Copy each line from the listing below where the word "heading" shows up.

DATA SHOWN:
<<<<
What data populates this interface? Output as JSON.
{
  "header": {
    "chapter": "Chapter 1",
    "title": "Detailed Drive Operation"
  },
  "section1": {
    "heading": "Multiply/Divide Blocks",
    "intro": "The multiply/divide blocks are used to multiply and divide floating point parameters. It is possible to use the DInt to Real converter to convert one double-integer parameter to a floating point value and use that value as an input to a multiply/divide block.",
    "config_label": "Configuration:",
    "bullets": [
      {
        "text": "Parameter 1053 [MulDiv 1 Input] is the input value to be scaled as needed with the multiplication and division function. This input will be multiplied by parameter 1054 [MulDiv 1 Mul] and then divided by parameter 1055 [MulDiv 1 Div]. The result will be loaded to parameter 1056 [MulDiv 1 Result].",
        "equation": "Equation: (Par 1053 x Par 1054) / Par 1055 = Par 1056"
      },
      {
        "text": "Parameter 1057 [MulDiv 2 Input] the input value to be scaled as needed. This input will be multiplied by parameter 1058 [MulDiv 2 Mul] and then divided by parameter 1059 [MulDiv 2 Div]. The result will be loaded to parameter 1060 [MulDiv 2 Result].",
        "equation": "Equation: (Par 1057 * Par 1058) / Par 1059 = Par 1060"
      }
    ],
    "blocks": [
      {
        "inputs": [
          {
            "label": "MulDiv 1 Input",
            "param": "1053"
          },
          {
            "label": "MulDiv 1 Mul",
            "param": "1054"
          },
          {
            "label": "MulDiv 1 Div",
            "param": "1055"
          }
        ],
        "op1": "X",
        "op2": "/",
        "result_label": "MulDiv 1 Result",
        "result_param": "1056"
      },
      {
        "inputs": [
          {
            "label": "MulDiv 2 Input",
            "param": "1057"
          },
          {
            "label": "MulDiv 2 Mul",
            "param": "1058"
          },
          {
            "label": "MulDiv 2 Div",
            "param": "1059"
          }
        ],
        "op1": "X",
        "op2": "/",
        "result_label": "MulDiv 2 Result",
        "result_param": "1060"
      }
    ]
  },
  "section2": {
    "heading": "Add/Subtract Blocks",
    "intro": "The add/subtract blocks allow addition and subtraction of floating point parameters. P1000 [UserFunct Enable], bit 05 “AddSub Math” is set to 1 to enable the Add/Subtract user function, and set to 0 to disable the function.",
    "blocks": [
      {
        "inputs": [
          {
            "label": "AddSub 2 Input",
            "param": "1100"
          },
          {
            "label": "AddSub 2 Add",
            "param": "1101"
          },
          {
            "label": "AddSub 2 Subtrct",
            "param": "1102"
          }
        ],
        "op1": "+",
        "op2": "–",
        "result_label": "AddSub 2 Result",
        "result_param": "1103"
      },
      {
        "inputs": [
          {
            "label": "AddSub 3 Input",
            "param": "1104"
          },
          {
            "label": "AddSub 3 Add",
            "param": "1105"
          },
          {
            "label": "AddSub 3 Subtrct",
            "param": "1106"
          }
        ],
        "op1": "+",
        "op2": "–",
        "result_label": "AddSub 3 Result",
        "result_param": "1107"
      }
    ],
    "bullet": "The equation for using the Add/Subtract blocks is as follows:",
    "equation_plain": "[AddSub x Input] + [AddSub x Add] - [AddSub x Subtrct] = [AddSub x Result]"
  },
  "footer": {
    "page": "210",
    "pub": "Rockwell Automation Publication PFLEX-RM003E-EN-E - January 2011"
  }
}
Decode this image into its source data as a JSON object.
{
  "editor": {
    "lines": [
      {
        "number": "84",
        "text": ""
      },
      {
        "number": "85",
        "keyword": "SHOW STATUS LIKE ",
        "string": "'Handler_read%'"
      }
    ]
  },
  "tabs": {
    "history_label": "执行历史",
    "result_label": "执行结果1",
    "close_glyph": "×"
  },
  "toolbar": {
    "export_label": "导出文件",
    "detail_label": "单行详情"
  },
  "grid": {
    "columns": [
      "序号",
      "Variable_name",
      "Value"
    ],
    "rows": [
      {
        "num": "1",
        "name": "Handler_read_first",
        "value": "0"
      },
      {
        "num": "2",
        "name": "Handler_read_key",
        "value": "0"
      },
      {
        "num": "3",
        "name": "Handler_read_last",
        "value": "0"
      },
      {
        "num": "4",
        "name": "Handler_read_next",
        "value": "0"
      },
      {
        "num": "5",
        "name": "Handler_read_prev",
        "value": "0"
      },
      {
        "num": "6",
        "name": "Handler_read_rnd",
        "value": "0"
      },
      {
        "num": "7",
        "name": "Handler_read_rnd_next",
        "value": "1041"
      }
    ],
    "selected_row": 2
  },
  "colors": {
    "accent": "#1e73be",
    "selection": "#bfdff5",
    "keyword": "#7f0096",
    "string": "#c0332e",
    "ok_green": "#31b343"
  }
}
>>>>
EXERCISE RESPONSE:
    "heading": "Multiply/Divide Blocks",
    "heading": "Add/Subtract Blocks",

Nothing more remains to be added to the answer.